Problem details:
When you print the records, keep every line identical to the original.

(Dataset rows for apps and sites)
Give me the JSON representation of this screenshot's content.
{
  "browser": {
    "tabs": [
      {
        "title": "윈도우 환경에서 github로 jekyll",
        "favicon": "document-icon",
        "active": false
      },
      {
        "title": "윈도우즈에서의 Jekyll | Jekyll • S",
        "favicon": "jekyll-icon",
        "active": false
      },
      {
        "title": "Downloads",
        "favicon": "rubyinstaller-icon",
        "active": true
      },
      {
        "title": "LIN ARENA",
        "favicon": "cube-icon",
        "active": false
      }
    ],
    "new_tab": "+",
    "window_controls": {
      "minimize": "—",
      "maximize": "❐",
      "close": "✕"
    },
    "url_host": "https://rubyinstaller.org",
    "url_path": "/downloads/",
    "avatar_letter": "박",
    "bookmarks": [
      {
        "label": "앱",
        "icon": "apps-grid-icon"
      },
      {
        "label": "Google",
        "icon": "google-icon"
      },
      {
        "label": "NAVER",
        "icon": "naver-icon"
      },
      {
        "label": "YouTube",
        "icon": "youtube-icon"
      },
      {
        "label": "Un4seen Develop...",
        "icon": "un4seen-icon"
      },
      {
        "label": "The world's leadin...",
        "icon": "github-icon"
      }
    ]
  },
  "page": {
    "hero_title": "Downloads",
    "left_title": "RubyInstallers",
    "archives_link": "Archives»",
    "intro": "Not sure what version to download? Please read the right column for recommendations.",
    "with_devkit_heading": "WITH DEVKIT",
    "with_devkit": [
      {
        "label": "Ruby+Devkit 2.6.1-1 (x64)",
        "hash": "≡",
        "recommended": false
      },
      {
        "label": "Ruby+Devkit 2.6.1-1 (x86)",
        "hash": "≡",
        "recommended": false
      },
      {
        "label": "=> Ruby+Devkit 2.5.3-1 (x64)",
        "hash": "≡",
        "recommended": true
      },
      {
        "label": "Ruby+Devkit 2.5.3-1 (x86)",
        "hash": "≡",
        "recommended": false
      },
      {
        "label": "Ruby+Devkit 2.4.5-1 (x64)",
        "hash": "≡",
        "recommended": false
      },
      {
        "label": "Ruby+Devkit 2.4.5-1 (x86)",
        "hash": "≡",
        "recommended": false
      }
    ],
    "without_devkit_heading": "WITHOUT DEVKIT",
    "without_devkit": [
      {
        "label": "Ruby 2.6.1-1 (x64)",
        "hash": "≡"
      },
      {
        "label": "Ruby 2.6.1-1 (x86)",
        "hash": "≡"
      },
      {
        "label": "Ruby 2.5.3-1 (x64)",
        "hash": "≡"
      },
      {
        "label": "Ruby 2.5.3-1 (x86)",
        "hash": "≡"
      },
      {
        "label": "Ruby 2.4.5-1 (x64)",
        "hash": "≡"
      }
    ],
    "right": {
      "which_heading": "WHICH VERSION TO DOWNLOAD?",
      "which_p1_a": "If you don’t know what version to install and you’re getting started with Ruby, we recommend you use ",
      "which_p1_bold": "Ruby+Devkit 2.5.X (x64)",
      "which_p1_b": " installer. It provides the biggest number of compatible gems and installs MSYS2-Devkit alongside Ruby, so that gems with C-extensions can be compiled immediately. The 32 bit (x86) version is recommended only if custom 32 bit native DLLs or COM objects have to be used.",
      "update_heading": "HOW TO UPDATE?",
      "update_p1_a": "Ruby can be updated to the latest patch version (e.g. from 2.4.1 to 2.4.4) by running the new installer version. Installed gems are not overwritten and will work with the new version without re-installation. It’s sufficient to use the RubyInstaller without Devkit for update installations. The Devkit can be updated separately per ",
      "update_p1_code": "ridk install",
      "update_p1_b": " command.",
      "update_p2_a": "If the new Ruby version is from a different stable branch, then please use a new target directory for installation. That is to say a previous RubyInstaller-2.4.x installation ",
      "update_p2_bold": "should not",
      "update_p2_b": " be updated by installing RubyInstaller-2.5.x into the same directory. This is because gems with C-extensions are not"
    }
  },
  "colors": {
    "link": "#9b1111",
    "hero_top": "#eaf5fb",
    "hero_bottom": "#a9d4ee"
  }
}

Completed exercise:
Give me the JSON representation of this screenshot's content.
{
  "browser": {
    "tabs": [
      {
        "title": "윈도우 환경에서 github로 jekyll",
        "favicon": "document-icon",
        "active": false
      },
      {
        "title": "윈도우즈에서의 Jekyll | Jekyll • S",
        "favicon": "jekyll-icon",
        "active": false
      },
      {
        "title": "Downloads",
        "favicon": "rubyinstaller-icon",
        "active": true
      },
      {
        "title": "LIN ARENA",
        "favicon": "cube-icon",
        "active": false
      }
    ],
    "new_tab": "+",
    "window_controls": {
      "minimize": "—",
      "maximize": "❐",
      "close": "✕"
    },
    "url_host": "https://rubyinstaller.org",
    "url_path": "/downloads/",
    "avatar_letter": "박",
    "bookmarks": [
      {
        "label": "앱",
        "icon": "apps-grid-icon"
      },
      {
        "label": "Google",
        "icon": "google-icon"
      },
      {
        "label": "NAVER",
        "icon": "naver-icon"
      },
      {
        "label": "YouTube",
        "icon": "youtube-icon"
      },
      {
        "label": "Un4seen Develop...",
        "icon": "un4seen-icon"
      },
      {
        "label": "The world's leadin...",
        "icon": "github-icon"
      }
    ]
  },
  "page": {
    "hero_title": "Downloads",
    "left_title": "RubyInstallers",
    "archives_link": "Archives»",
    "intro": "Not sure what version to download? Please read the right column for recommendations.",
    "with_devkit_heading": "WITH DEVKIT",
    "with_devkit": [
      {
        "label": "Ruby+Devkit 2.6.1-1 (x64)",
        "hash": "≡",
        "recommended": false
      },
      {
        "label": "Ruby+Devkit 2.6.1-1 (x86)",
        "hash": "≡",
        "recommended": false
      },
      {
        "label": "=> Ruby+Devkit 2.5.3-1 (x64)",
        "hash": "≡",
        "recommended": true
      },
      {
        "label": "Ruby+Devkit 2.5.3-1 (x86)",
        "hash": "≡",
        "recommended": false
      },
      {
        "label": "Ruby+Devkit 2.4.5-1 (x64)",
        "hash": "≡",
        "recommended": false
      },
      {
        "label": "Ruby+Devkit 2.4.5-1 (x86)",
        "hash": "≡",
        "recommended": false
      }
    ],
    "without_devkit_heading": "WITHOUT DEVKIT",
    "without_devkit": [
      {
        "label": "Ruby 2.6.1-1 (x64)",
        "hash": "≡"
      },
      {
        "label": "Ruby 2.6.1-1 (x86)",
        "hash": "≡"
      },
      {
        "label": "Ruby 2.5.3-1 (x64)",
        "hash": "≡"
      },
      {
        "label": "Ruby 2.5.3-1 (x86)",
        "hash": "≡"
      },
      {
        "label": "Ruby 2.4.5-1 (x64)",
        "hash": "≡"
      }
    ],
    "right": {
      "which_heading": "WHICH VERSION TO DOWNLOAD?",
      "which_p1_a": "If you don’t know what version to install and you’re getting started with Ruby, we recommend you use ",
      "which_p1_bold": "Ruby+Devkit 2.5.X (x64)",
      "which_p1_b": " installer. It provides the biggest number of compatible gems and installs MSYS2-Devkit alongside Ruby, so that gems with C-extensions can be compiled immediately. The 32 bit (x86) version is recommended only if custom 32 bit native DLLs or COM objects have to be used.",
      "update_heading": "HOW TO UPDATE?",
      "update_p1_a": "Ruby can be updated to the latest patch version (e.g. from 2.4.1 to 2.4.4) by running the new installer version. Installed gems are not overwritten and will work with the new version without re-installation. It’s sufficient to use the RubyInstaller without Devkit for update installations. The Devkit can be updated separately per ",
      "update_p1_code": "ridk install",
      "update_p1_b": " command.",
      "update_p2_a": "If the new Ruby version is from a different stable branch, then please use a new target directory for installation. That is to say a previous RubyInstaller-2.4.x installation ",
      "update_p2_bold": "should not",
      "update_p2_b": " be updated by installing RubyInstaller-2.5.x into the same directory. This is because gems with C-extensions are not"
    }
  },
  "colors": {
    "link": "#9b1111",
    "hero_top": "#eaf5fb",
    "hero_bottom": "#a9d4ee"
  }
}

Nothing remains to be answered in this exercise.